[Collected data entries]
=======

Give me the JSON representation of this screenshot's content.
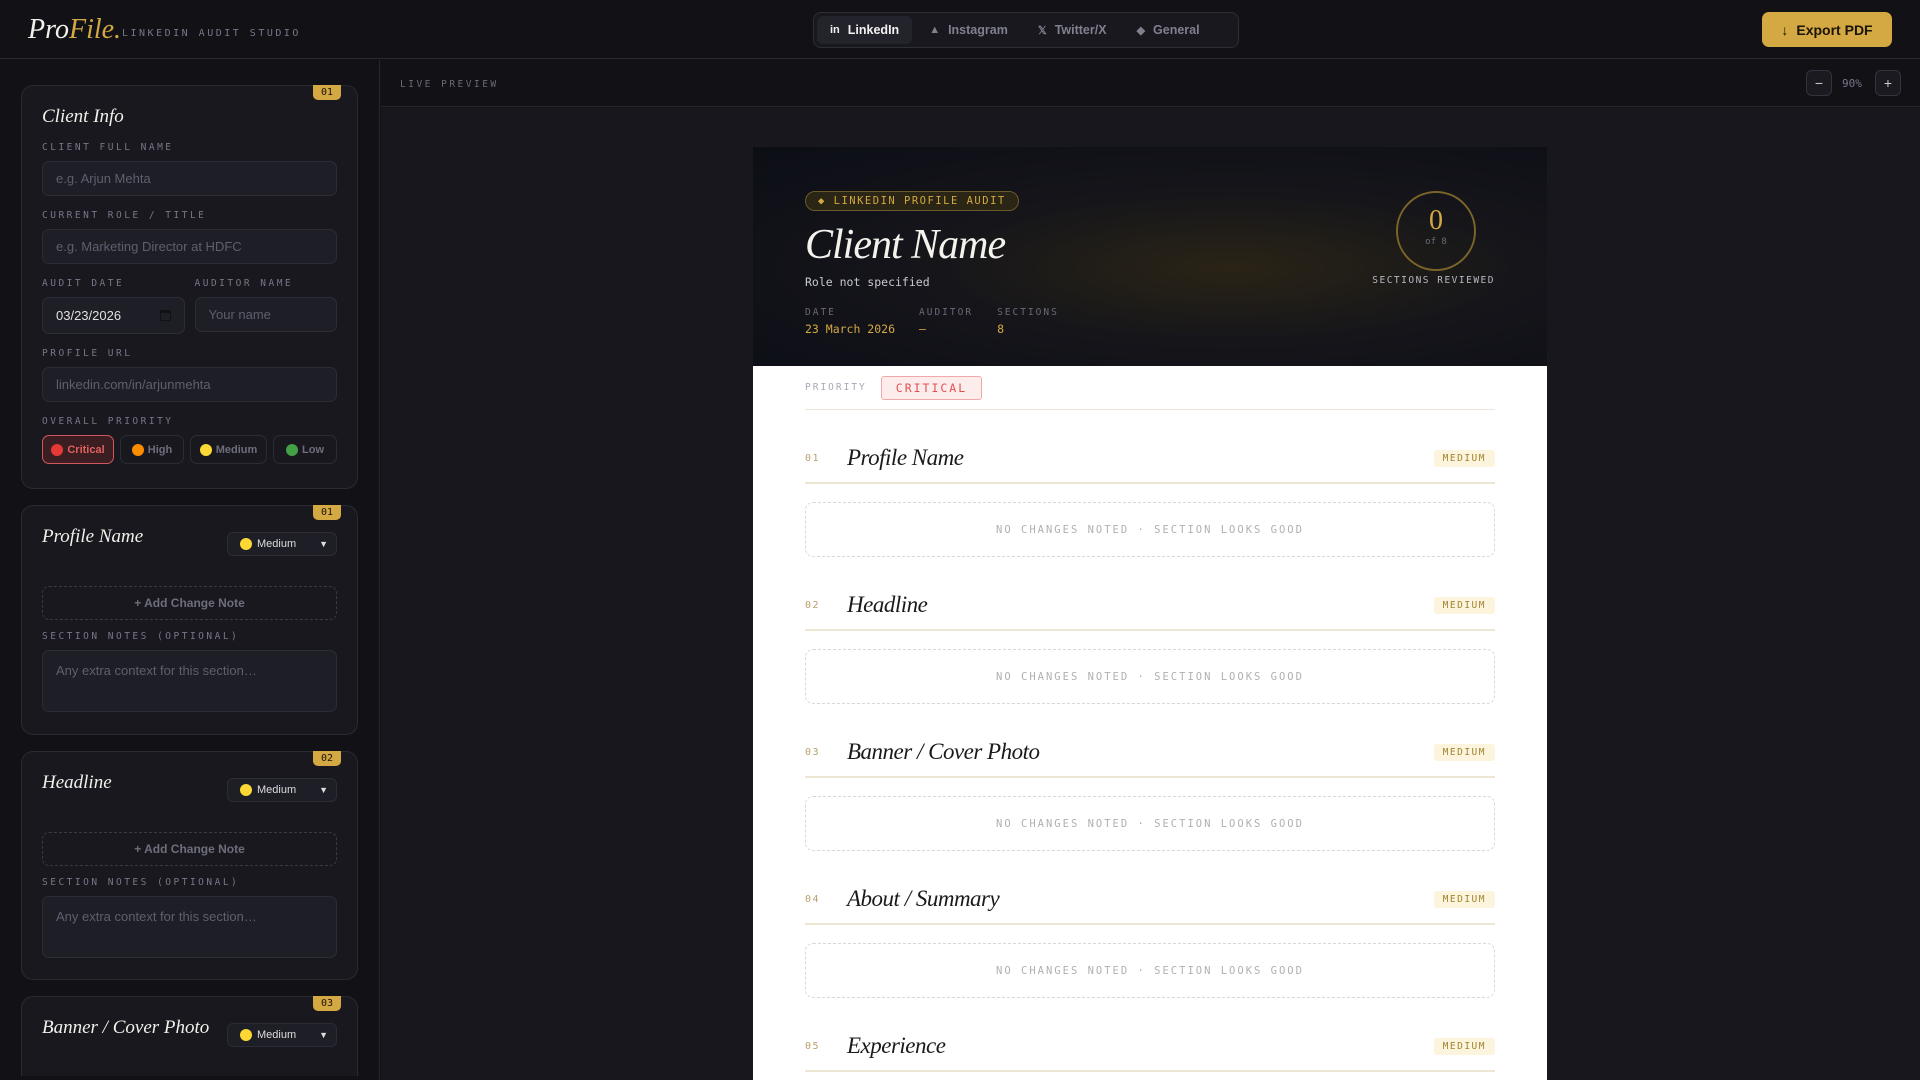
{
  "app": {
    "logo_pro": "Pro",
    "logo_file": "File.",
    "subtitle": "LINKEDIN AUDIT STUDIO"
  },
  "tabs": [
    {
      "label": "LinkedIn",
      "icon": "in"
    },
    {
      "label": "Instagram",
      "icon": "▲"
    },
    {
      "label": "Twitter/X",
      "icon": "𝕏"
    },
    {
      "label": "General",
      "icon": "◆"
    }
  ],
  "export": {
    "label": "Export PDF",
    "icon": "↓"
  },
  "client": {
    "badge": "01",
    "title": "Client Info",
    "name_label": "CLIENT FULL NAME",
    "name_ph": "e.g. Arjun Mehta",
    "role_label": "CURRENT ROLE / TITLE",
    "role_ph": "e.g. Marketing Director at HDFC",
    "date_label": "AUDIT DATE",
    "date_value": "03/23/2026",
    "auditor_label": "AUDITOR NAME",
    "auditor_ph": "Your name",
    "url_label": "PROFILE URL",
    "url_ph": "linkedin.com/in/arjunmehta",
    "priority_label": "OVERALL PRIORITY",
    "priorities": [
      {
        "label": "Critical",
        "color": "#e53935"
      },
      {
        "label": "High",
        "color": "#fb8c00"
      },
      {
        "label": "Medium",
        "color": "#fdd835"
      },
      {
        "label": "Low",
        "color": "#43a047"
      }
    ]
  },
  "editor_sections": [
    {
      "badge": "01",
      "title": "Profile Name",
      "priority": "Medium",
      "add": "+ Add Change Note",
      "notes_label": "SECTION NOTES (OPTIONAL)",
      "notes_ph": "Any extra context for this section…"
    },
    {
      "badge": "02",
      "title": "Headline",
      "priority": "Medium",
      "add": "+ Add Change Note",
      "notes_label": "SECTION NOTES (OPTIONAL)",
      "notes_ph": "Any extra context for this section…"
    },
    {
      "badge": "03",
      "title": "Banner / Cover Photo",
      "priority": "Medium"
    }
  ],
  "preview": {
    "label": "LIVE PREVIEW",
    "zoom": "90%",
    "minus": "−",
    "plus": "+",
    "kicker": "◆ LINKEDIN PROFILE AUDIT",
    "client_name": "Client Name",
    "role": "Role not specified",
    "meta": [
      {
        "k": "DATE",
        "v": "23 March 2026"
      },
      {
        "k": "AUDITOR",
        "v": "—"
      },
      {
        "k": "SECTIONS",
        "v": "8"
      }
    ],
    "reviewed": "0",
    "of": "of 8",
    "reviewed_label": "SECTIONS REVIEWED",
    "priority_key": "PRIORITY",
    "priority_value": "CRITICAL",
    "empty": "NO CHANGES NOTED · SECTION LOOKS GOOD",
    "sections": [
      {
        "num": "01",
        "title": "Profile Name",
        "badge": "MEDIUM"
      },
      {
        "num": "02",
        "title": "Headline",
        "badge": "MEDIUM"
      },
      {
        "num": "03",
        "title": "Banner / Cover Photo",
        "badge": "MEDIUM"
      },
      {
        "num": "04",
        "title": "About / Summary",
        "badge": "MEDIUM"
      },
      {
        "num": "05",
        "title": "Experience",
        "badge": "MEDIUM"
      }
    ]
  }
}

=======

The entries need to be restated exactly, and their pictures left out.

Give me the JSON representation of this screenshot's content.
{
  "app": {
    "logo_pro": "Pro",
    "logo_file": "File.",
    "subtitle": "LINKEDIN AUDIT STUDIO"
  },
  "tabs": [
    {
      "label": "LinkedIn",
      "icon": "in"
    },
    {
      "label": "Instagram",
      "icon": "▲"
    },
    {
      "label": "Twitter/X",
      "icon": "𝕏"
    },
    {
      "label": "General",
      "icon": "◆"
    }
  ],
  "export": {
    "label": "Export PDF",
    "icon": "↓"
  },
  "client": {
    "badge": "01",
    "title": "Client Info",
    "name_label": "CLIENT FULL NAME",
    "name_ph": "e.g. Arjun Mehta",
    "role_label": "CURRENT ROLE / TITLE",
    "role_ph": "e.g. Marketing Director at HDFC",
    "date_label": "AUDIT DATE",
    "date_value": "03/23/2026",
    "auditor_label": "AUDITOR NAME",
    "auditor_ph": "Your name",
    "url_label": "PROFILE URL",
    "url_ph": "linkedin.com/in/arjunmehta",
    "priority_label": "OVERALL PRIORITY",
    "priorities": [
      {
        "label": "Critical",
        "color": "#e53935"
      },
      {
        "label": "High",
        "color": "#fb8c00"
      },
      {
        "label": "Medium",
        "color": "#fdd835"
      },
      {
        "label": "Low",
        "color": "#43a047"
      }
    ]
  },
  "editor_sections": [
    {
      "badge": "01",
      "title": "Profile Name",
      "priority": "Medium",
      "add": "+ Add Change Note",
      "notes_label": "SECTION NOTES (OPTIONAL)",
      "notes_ph": "Any extra context for this section…"
    },
    {
      "badge": "02",
      "title": "Headline",
      "priority": "Medium",
      "add": "+ Add Change Note",
      "notes_label": "SECTION NOTES (OPTIONAL)",
      "notes_ph": "Any extra context for this section…"
    },
    {
      "badge": "03",
      "title": "Banner / Cover Photo",
      "priority": "Medium"
    }
  ],
  "preview": {
    "label": "LIVE PREVIEW",
    "zoom": "90%",
    "minus": "−",
    "plus": "+",
    "kicker": "◆ LINKEDIN PROFILE AUDIT",
    "client_name": "Client Name",
    "role": "Role not specified",
    "meta": [
      {
        "k": "DATE",
        "v": "23 March 2026"
      },
      {
        "k": "AUDITOR",
        "v": "—"
      },
      {
        "k": "SECTIONS",
        "v": "8"
      }
    ],
    "reviewed": "0",
    "of": "of 8",
    "reviewed_label": "SECTIONS REVIEWED",
    "priority_key": "PRIORITY",
    "priority_value": "CRITICAL",
    "empty": "NO CHANGES NOTED · SECTION LOOKS GOOD",
    "sections": [
      {
        "num": "01",
        "title": "Profile Name",
        "badge": "MEDIUM"
      },
      {
        "num": "02",
        "title": "Headline",
        "badge": "MEDIUM"
      },
      {
        "num": "03",
        "title": "Banner / Cover Photo",
        "badge": "MEDIUM"
      },
      {
        "num": "04",
        "title": "About / Summary",
        "badge": "MEDIUM"
      },
      {
        "num": "05",
        "title": "Experience",
        "badge": "MEDIUM"
      }
    ]
  }
}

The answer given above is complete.